Calamity, Charity & Convictions

It’s been a couple weeks since I’ve posted, and you may have wondered if I’ve lost the fuel for my rants. This is not the case. Rather, I’ve been trying to wrap my head around the recent influx of absolute insanity on the other side of this blue ball we live on. Between the Libyan uprisings against a masochistic dictator and the collision of nature and Japan, it’s been difficult to articulate such calamity and their effects.
Japan’s recent devastation has been at the forefront of my mind, for many reasons, but mainly because I have friends who live a relatively short distance away from the Fukushima nuclear plant (they are fine and in good spirits if you were wondering). Moreover I also had the privilege to visit Japan and witness its astounding social and geographical climate – a beautiful island full of wonderful surprises and good-natured people. I cannot deny that the devastation was horrendous but the outpouring of charity has been equally immense. However, the ignorance of some around the world, claiming that the tsunami was some sort of cosmic retribution for Japan’s attack on Pearl Harbor (or a lack of Christian dogma) is not only disgusting, but also laughable at best.  In a world so advanced in its communicative, medical and transportation technologies, a world of multiculturalism and a globalized economy, it is astounding (though not surprising) that the ignorance of the dark ages still lingers in so many.
A perfect example of such ignorance is in the masochistic digressions of a certain dictator, we’ll call Muammar Gaddafi. His insatiable desire for absolute power has corrupted him absolutely, and his lunacy has unduly damaged his country and its people. I could easily dwell on the atrocities this man has reined – his suppression and violence towards the Libyan people – but it’s the bravery and conviction of those same people that deserve the recognition. Their united vigor against such aggressive tyranny is astounding and should be commended. This intangible and unified strength is something we (apathetic) Canadians should learn from, to understand that “people shouldn’t be afraid of their government. Governments should be afraid of their people” (Alan Moore).

Accountability in the Age of Entitlement

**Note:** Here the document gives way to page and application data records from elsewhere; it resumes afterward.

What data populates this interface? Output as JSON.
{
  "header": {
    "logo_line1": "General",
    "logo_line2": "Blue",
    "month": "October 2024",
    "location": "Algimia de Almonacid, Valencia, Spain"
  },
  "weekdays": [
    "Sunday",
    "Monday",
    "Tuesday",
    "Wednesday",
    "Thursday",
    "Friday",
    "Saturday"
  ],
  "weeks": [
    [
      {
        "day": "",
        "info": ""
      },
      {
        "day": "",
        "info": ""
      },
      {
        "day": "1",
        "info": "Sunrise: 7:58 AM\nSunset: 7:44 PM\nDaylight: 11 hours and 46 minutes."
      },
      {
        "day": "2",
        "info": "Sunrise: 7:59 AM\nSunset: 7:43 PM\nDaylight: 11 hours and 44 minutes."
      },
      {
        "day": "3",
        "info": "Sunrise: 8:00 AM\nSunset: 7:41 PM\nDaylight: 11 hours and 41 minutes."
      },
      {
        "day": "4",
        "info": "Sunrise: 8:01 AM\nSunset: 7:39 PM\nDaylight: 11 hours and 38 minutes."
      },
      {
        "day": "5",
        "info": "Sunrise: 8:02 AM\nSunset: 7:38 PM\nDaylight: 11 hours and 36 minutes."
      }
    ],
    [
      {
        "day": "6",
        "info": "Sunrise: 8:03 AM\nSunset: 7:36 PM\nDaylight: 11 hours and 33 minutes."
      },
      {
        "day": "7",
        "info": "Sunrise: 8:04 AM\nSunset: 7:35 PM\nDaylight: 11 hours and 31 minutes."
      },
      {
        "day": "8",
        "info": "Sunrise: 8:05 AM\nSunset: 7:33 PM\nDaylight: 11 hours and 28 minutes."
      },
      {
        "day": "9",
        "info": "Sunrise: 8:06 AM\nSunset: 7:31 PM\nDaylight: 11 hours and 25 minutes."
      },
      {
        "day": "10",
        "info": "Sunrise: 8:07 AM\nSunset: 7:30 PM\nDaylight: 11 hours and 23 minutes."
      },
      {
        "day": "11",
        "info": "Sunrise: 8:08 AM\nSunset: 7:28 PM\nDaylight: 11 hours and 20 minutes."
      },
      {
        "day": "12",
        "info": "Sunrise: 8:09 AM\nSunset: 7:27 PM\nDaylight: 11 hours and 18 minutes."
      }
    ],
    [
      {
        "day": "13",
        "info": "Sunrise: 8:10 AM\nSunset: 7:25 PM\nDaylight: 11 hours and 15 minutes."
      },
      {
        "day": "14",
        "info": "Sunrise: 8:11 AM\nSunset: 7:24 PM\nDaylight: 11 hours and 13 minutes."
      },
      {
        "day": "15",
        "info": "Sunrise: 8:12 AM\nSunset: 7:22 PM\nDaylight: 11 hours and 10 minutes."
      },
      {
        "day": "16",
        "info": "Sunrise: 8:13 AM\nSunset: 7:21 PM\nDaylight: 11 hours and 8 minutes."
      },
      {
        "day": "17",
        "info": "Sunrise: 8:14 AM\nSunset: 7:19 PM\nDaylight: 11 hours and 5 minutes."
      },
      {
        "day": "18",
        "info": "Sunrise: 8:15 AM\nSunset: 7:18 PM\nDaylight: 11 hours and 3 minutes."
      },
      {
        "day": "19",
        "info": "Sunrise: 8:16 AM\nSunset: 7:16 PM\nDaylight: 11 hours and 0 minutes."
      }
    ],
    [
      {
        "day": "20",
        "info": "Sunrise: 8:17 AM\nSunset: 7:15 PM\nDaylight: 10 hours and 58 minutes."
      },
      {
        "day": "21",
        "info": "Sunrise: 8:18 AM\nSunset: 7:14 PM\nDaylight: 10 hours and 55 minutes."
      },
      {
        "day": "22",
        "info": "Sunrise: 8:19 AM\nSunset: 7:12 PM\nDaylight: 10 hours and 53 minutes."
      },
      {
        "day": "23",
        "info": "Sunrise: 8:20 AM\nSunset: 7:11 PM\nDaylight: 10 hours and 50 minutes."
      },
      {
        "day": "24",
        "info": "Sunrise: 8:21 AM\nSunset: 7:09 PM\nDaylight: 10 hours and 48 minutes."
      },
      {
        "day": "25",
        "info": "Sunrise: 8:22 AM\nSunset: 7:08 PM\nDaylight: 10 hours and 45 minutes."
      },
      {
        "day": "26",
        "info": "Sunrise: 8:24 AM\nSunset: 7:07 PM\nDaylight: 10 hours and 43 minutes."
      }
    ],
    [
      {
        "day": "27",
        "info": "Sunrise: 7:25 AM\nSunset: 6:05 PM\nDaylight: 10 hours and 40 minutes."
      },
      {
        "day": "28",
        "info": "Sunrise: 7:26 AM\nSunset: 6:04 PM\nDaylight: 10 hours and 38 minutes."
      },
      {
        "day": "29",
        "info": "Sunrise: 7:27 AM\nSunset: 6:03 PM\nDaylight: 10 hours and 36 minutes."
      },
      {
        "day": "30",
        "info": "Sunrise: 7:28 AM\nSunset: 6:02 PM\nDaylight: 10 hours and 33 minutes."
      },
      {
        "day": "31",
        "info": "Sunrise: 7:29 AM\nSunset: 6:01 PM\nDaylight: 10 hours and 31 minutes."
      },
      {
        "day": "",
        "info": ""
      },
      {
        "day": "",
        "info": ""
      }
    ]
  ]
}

There’s a disease raging in the western world called apathy. It’s a not a new ailment, but more rampant then ever since it latched onto the boom of 1980’s indulgence, and powered the current ‘age of entitlement’. Self-reliance is a thing of the past now that it’s acceptable to blame the rest of the world for your problems. But who are we to blame for that?
We could blame the divorced parents who fueled their spoiled children with guilt-soaked spending.
We could blame the education system for bending over backwards for the 1% of parents who whine about the consequences of their child’s irresponsibility.
We could blame physical and psychological doctors for offering band-aid solutions to pain and depression.
We could blame the government for making it easy to be self loathing and lazy with its flawed welfare and disability methods.
We could blame the media for encouraging a ‘me’ generation of products.
Or… we could blame ourselves for being so naively pathetic – for failing to see the red flags of deluded excess.
Now, please don’t get me wrong, we should have services to assist those is need, those who are truly unable to help themselves. But for the rest of you relying on medication without therapy because you’re sore or sad, those of you who are too insecure to pursue meaningful education or employment, and those of you making excuses for your self-indulgent spoiled children… STOP IT! No matter what society shapes as ‘acceptable’, you are stillaccountable.